List all lines of the data that include the string "caption".
^^^^^^^^^^^^^^^^
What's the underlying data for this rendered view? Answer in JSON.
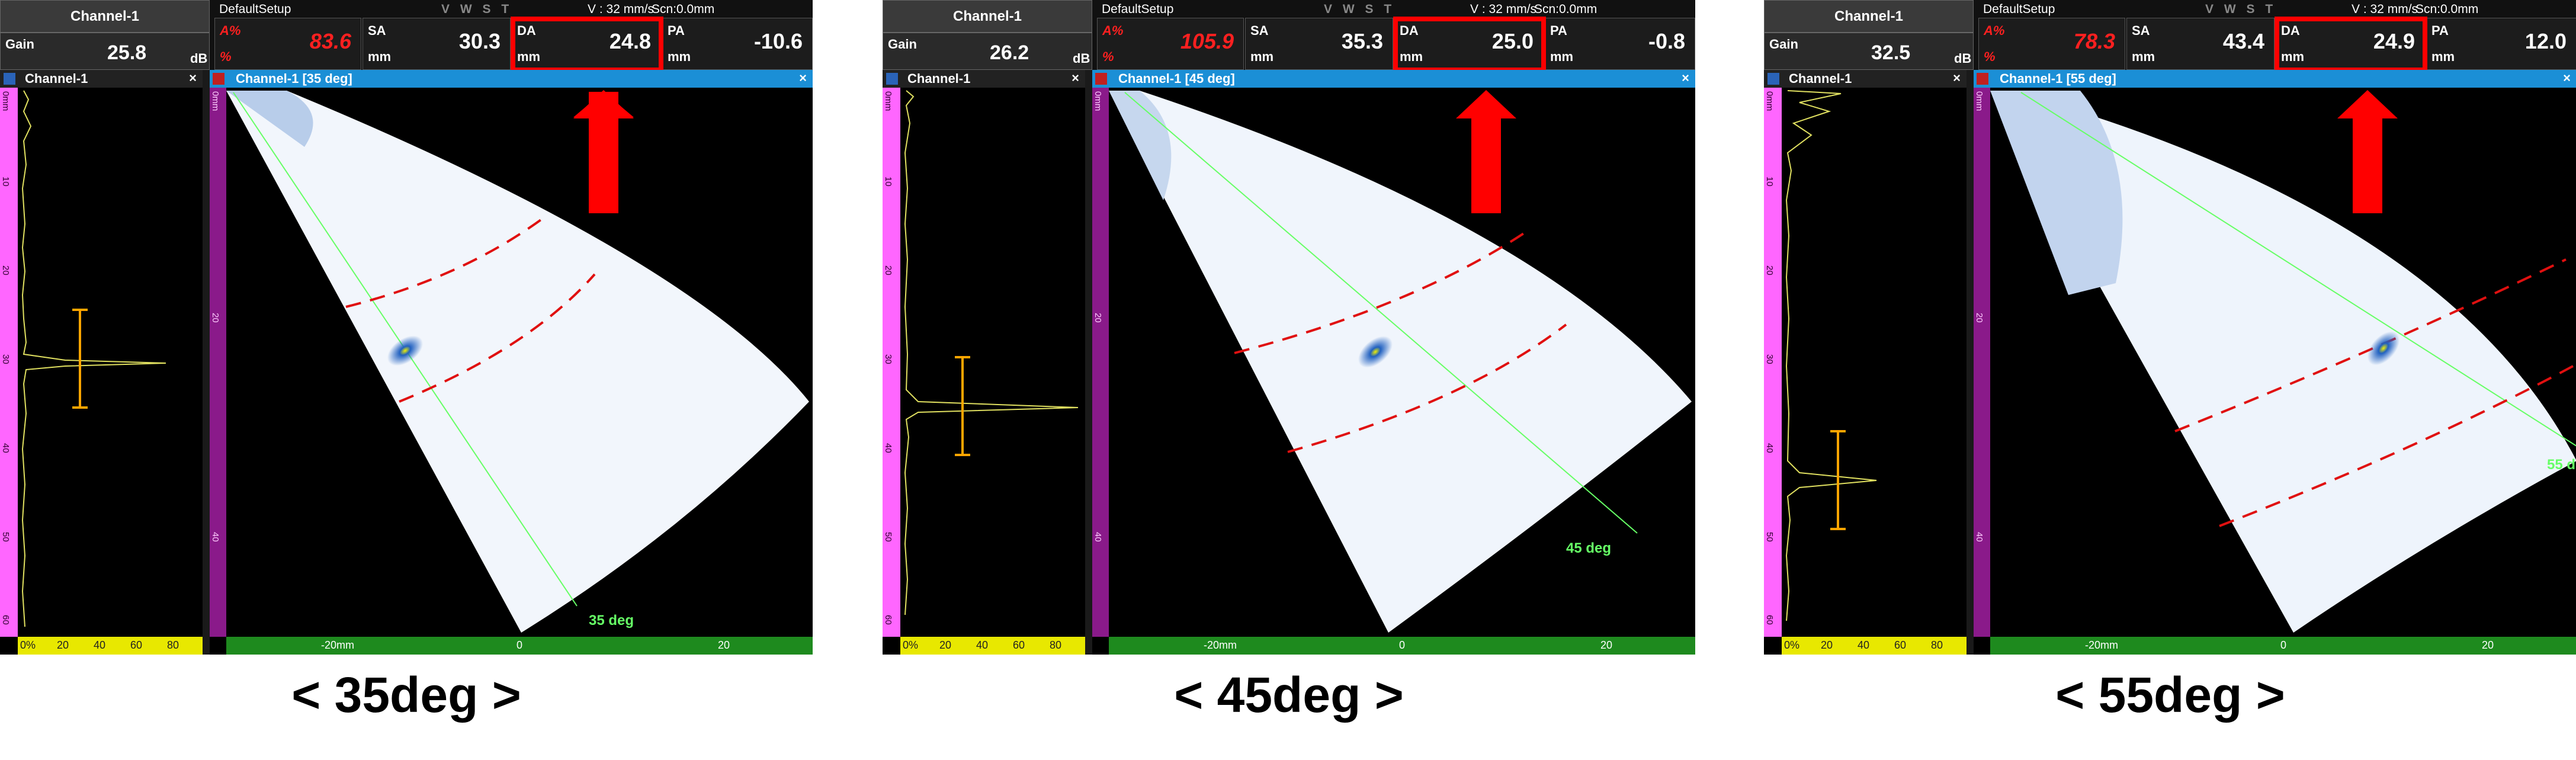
{
  "panels": [
    {
      "channel": "Channel-1",
      "gain_label": "Gain",
      "gain": "25.8",
      "gain_unit": "dB",
      "setup": "DefaultSetup",
      "vwst": "V W S T",
      "velocity": "V : 32 mm/s",
      "scan": "Scn:0.0mm",
      "ap_label": "A%",
      "ap_unit": "%",
      "ap_value": "83.6",
      "sa_label": "SA",
      "sa_unit": "mm",
      "sa_value": "30.3",
      "da_label": "DA",
      "da_unit": "mm",
      "da_value": "24.8",
      "pa_label": "PA",
      "pa_unit": "mm",
      "pa_value": "-10.6",
      "ascan_title": "Channel-1",
      "sector_title": "Channel-1 [35 deg]",
      "angle_label": "35 deg",
      "caption": "< 35deg >",
      "ruler_labels": [
        "0mm",
        "10",
        "20",
        "30",
        "40",
        "50",
        "60"
      ],
      "ascan_scale": [
        "0%",
        "20",
        "40",
        "60",
        "80"
      ],
      "sector_ruler": [
        "0mm",
        "20",
        "40"
      ],
      "gscale": [
        "-20mm",
        "0",
        "20"
      ]
    },
    {
      "channel": "Channel-1",
      "gain_label": "Gain",
      "gain": "26.2",
      "gain_unit": "dB",
      "setup": "DefaultSetup",
      "vwst": "V W S T",
      "velocity": "V : 32 mm/s",
      "scan": "Scn:0.0mm",
      "ap_label": "A%",
      "ap_unit": "%",
      "ap_value": "105.9",
      "sa_label": "SA",
      "sa_unit": "mm",
      "sa_value": "35.3",
      "da_label": "DA",
      "da_unit": "mm",
      "da_value": "25.0",
      "pa_label": "PA",
      "pa_unit": "mm",
      "pa_value": "-0.8",
      "ascan_title": "Channel-1",
      "sector_title": "Channel-1 [45 deg]",
      "angle_label": "45 deg",
      "caption": "< 45deg >",
      "ruler_labels": [
        "0mm",
        "10",
        "20",
        "30",
        "40",
        "50",
        "60"
      ],
      "ascan_scale": [
        "0%",
        "20",
        "40",
        "60",
        "80"
      ],
      "sector_ruler": [
        "0mm",
        "20",
        "40"
      ],
      "gscale": [
        "-20mm",
        "0",
        "20"
      ]
    },
    {
      "channel": "Channel-1",
      "gain_label": "Gain",
      "gain": "32.5",
      "gain_unit": "dB",
      "setup": "DefaultSetup",
      "vwst": "V W S T",
      "velocity": "V : 32 mm/s",
      "scan": "Scn:0.0mm",
      "ap_label": "A%",
      "ap_unit": "%",
      "ap_value": "78.3",
      "sa_label": "SA",
      "sa_unit": "mm",
      "sa_value": "43.4",
      "da_label": "DA",
      "da_unit": "mm",
      "da_value": "24.9",
      "pa_label": "PA",
      "pa_unit": "mm",
      "pa_value": "12.0",
      "ascan_title": "Channel-1",
      "sector_title": "Channel-1 [55 deg]",
      "angle_label": "55 d",
      "caption": "< 55deg >",
      "ruler_labels": [
        "0mm",
        "10",
        "20",
        "30",
        "40",
        "50",
        "60"
      ],
      "ascan_scale": [
        "0%",
        "20",
        "40",
        "60",
        "80"
      ],
      "sector_ruler": [
        "0mm",
        "20",
        "40"
      ],
      "gscale": [
        "-20mm",
        "0",
        "20"
      ]
    }
  ],
  "colors": {
    "highlight": "#ff0000",
    "arrow": "#ff0000",
    "amplitude_red": "#ff2020",
    "title_blue": "#1b8fd6",
    "ruler_magenta": "#ff66ff",
    "scale_green": "#1e8a1e",
    "scale_yellow": "#e8e800",
    "beam_line": "#66ff66",
    "gate_dash": "#e01010",
    "cursor_orange": "#ffa500",
    "signal_yellow": "#e0e060"
  }
}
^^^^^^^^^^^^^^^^
THE COMPLETED TASK -
      "caption": "< 35deg >",
      "caption": "< 45deg >",
      "caption": "< 55deg >",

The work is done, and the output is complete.